Dataset extract:
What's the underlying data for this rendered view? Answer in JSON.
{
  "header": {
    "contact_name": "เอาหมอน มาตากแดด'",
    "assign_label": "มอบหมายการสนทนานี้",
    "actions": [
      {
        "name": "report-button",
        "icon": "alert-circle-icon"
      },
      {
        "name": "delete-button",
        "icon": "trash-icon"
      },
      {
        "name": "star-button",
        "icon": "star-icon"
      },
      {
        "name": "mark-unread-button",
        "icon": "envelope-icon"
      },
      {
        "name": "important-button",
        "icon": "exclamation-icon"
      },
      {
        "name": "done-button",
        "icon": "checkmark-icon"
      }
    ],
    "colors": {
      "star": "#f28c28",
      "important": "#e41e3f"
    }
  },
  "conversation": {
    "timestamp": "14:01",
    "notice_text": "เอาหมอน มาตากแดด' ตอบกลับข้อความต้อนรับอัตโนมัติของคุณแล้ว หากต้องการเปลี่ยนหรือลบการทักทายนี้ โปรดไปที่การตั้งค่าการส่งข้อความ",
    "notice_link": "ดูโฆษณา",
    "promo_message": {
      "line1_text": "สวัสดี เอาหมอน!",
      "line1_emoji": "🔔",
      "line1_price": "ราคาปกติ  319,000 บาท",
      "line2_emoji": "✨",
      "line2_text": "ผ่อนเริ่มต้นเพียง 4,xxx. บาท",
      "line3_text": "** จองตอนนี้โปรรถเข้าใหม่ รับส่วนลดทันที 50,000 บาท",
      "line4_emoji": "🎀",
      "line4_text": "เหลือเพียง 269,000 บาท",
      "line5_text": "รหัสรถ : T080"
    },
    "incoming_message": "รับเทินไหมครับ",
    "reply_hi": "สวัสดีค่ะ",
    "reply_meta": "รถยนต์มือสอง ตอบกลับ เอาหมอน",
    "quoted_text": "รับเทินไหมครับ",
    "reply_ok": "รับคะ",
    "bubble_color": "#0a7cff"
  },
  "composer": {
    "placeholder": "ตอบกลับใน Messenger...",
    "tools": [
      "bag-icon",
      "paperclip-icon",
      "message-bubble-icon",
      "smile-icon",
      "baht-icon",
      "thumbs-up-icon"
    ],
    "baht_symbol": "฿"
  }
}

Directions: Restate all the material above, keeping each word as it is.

Reply:
What's the underlying data for this rendered view? Answer in JSON.
{
  "header": {
    "contact_name": "เอาหมอน มาตากแดด'",
    "assign_label": "มอบหมายการสนทนานี้",
    "actions": [
      {
        "name": "report-button",
        "icon": "alert-circle-icon"
      },
      {
        "name": "delete-button",
        "icon": "trash-icon"
      },
      {
        "name": "star-button",
        "icon": "star-icon"
      },
      {
        "name": "mark-unread-button",
        "icon": "envelope-icon"
      },
      {
        "name": "important-button",
        "icon": "exclamation-icon"
      },
      {
        "name": "done-button",
        "icon": "checkmark-icon"
      }
    ],
    "colors": {
      "star": "#f28c28",
      "important": "#e41e3f"
    }
  },
  "conversation": {
    "timestamp": "14:01",
    "notice_text": "เอาหมอน มาตากแดด' ตอบกลับข้อความต้อนรับอัตโนมัติของคุณแล้ว หากต้องการเปลี่ยนหรือลบการทักทายนี้ โปรดไปที่การตั้งค่าการส่งข้อความ",
    "notice_link": "ดูโฆษณา",
    "promo_message": {
      "line1_text": "สวัสดี เอาหมอน!",
      "line1_emoji": "🔔",
      "line1_price": "ราคาปกติ  319,000 บาท",
      "line2_emoji": "✨",
      "line2_text": "ผ่อนเริ่มต้นเพียง 4,xxx. บาท",
      "line3_text": "** จองตอนนี้โปรรถเข้าใหม่ รับส่วนลดทันที 50,000 บาท",
      "line4_emoji": "🎀",
      "line4_text": "เหลือเพียง 269,000 บาท",
      "line5_text": "รหัสรถ : T080"
    },
    "incoming_message": "รับเทินไหมครับ",
    "reply_hi": "สวัสดีค่ะ",
    "reply_meta": "รถยนต์มือสอง ตอบกลับ เอาหมอน",
    "quoted_text": "รับเทินไหมครับ",
    "reply_ok": "รับคะ",
    "bubble_color": "#0a7cff"
  },
  "composer": {
    "placeholder": "ตอบกลับใน Messenger...",
    "tools": [
      "bag-icon",
      "paperclip-icon",
      "message-bubble-icon",
      "smile-icon",
      "baht-icon",
      "thumbs-up-icon"
    ],
    "baht_symbol": "฿"
  }
}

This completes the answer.